The first was to begin with the welfare of the human condition as the first test of how we organise ourselves. How can we enable people to live happy, fulfilled and healthy lives regardless of their income?
Meeting basic economic needs was vital to this notion but so was living in harmony with nature which was seen as central to people’s well-being. There was nothing doctrinaire in this idea, no one is told what to do. Instead, places are organised to enable both personal and collective thriving. The collective was important because to be human was also to be social. All of this stands in such stark contrast to our present way of organising places where the basics of decent life are at best an afterthought. Our current economic ‘reality’ is more concerned with private land values than human health.
The second aspect of Howards idea was a strong commitment to local democracy and self-organisation both as a key aspect of having agency over our lives and as the best way of organising collective action.
The final aspect was support for a mixed economy with room for private enterprise but where key sectors necessary to support human thriving and local democracy were mutualised returning profits to the community to meet local needs. UK planning emerged from this hopeful, humane and practical approach to peaceful coexistence.
The implications of reconnecting with our moral heart are both challenging and exciting. The UK planning tradition is founded on progressive social change. That is simply who we are. This tradition is about as far from the ideological extremes of left and right as you could be because it’s founded on the diversity of the human condition and vibrant local democracy. The ideas of the planning movement are non-partisan but defined by this combination of a concern with equality and with the practical delivery of places which enabled healthy and thriving lives. Far from being a late Victorian cul-de-sac, the Garden City idea, and the vision it contains for a fair democratic and healthy lives in harmony with nature, is the answer to a great many of the challenges confronting our communities.
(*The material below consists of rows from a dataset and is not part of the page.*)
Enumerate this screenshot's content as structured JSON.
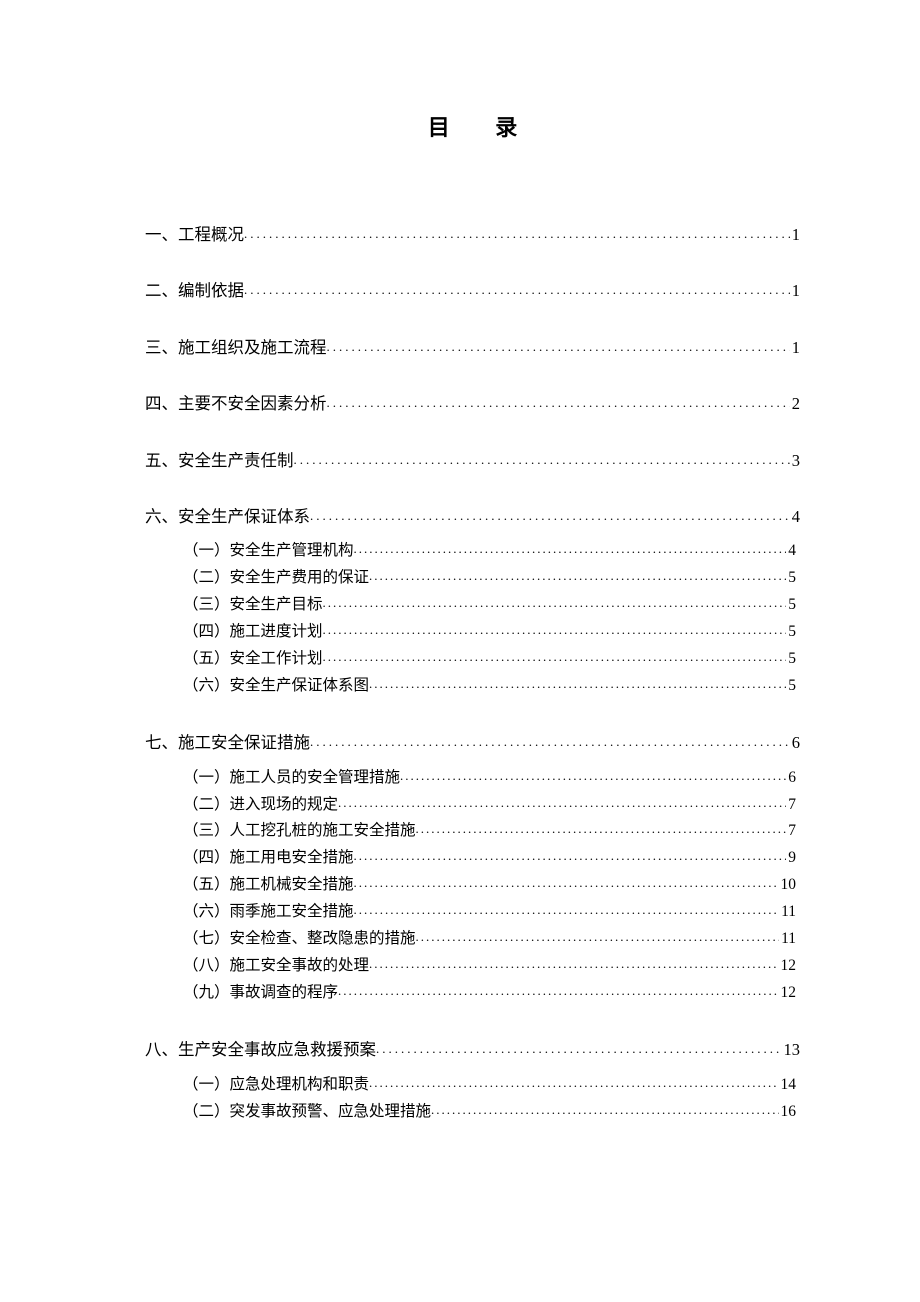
{
  "title": "目 录",
  "toc": [
    {
      "label": "一、工程概况",
      "page": "1",
      "children": []
    },
    {
      "label": "二、编制依据",
      "page": "1",
      "children": []
    },
    {
      "label": "三、施工组织及施工流程",
      "page": "1",
      "children": []
    },
    {
      "label": "四、主要不安全因素分析",
      "page": "2",
      "children": []
    },
    {
      "label": "五、安全生产责任制",
      "page": "3",
      "children": []
    },
    {
      "label": "六、安全生产保证体系",
      "page": "4",
      "children": [
        {
          "label": "（一）安全生产管理机构",
          "page": "4"
        },
        {
          "label": "（二）安全生产费用的保证 ",
          "page": "5"
        },
        {
          "label": "（三）安全生产目标 ",
          "page": "5"
        },
        {
          "label": "（四）施工进度计划 ",
          "page": "5"
        },
        {
          "label": "（五）安全工作计划 ",
          "page": "5"
        },
        {
          "label": "（六）安全生产保证体系图 ",
          "page": "5"
        }
      ]
    },
    {
      "label": "七、施工安全保证措施",
      "page": "6",
      "children": [
        {
          "label": "（一）施工人员的安全管理措施",
          "page": "6"
        },
        {
          "label": "（二）进入现场的规定 ",
          "page": "7"
        },
        {
          "label": "（三）人工挖孔桩的施工安全措施",
          "page": "7"
        },
        {
          "label": "（四）施工用电安全措施",
          "page": "9"
        },
        {
          "label": "（五）施工机械安全措施",
          "page": "10"
        },
        {
          "label": "（六）雨季施工安全措施",
          "page": "11"
        },
        {
          "label": "（七）安全检查、整改隐患的措施",
          "page": "11"
        },
        {
          "label": "（八）施工安全事故的处理 ",
          "page": "12"
        },
        {
          "label": "（九）事故调查的程序 ",
          "page": "12"
        }
      ]
    },
    {
      "label": "八、生产安全事故应急救援预案",
      "page": "13",
      "children": [
        {
          "label": "（一）应急处理机构和职责 ",
          "page": "14"
        },
        {
          "label": "（二）突发事故预警、应急处理措施 ",
          "page": "16"
        }
      ]
    }
  ]
}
By reconnecting with the broad moral force of the planning movement we have reconnected with its most compelling element and that is its relevance to improving the lives of ordinary people.
So, while there is a technical and professional case to be made for planning it’s the moral argument that’s has been badly neglected. There have been notable exceptions, lone voices, but the reality is there is no planning movement with a clear story to tell and as a result no fight for the heart and soul of the planning project. At this point I normally fall into the trap of calling for last ditch resistance against the latest nuts idea for planning reform. But our work around the 125 project has led me to very a different place. The tradition of planning movement, of seeking progressive change to the challenges which confront us, to inspire and enable and challenge, to offer hopeful future is more relevant now that any time since 1945. It going to take some time to rebuild the planning movement, but our foundations are solid, we can speak confidently about our relevance and above all about a future defined by offering practical hope.
We lost our way for a while but now we are back, soul intact and clearer than ever about our purpose. If we succeed then we can look future generations in the eye. If we fail, society fails. So, no pressure.
Happy new year from everyone at the TCPA!
If you want to contribute to our debate, join us in the 125-project website.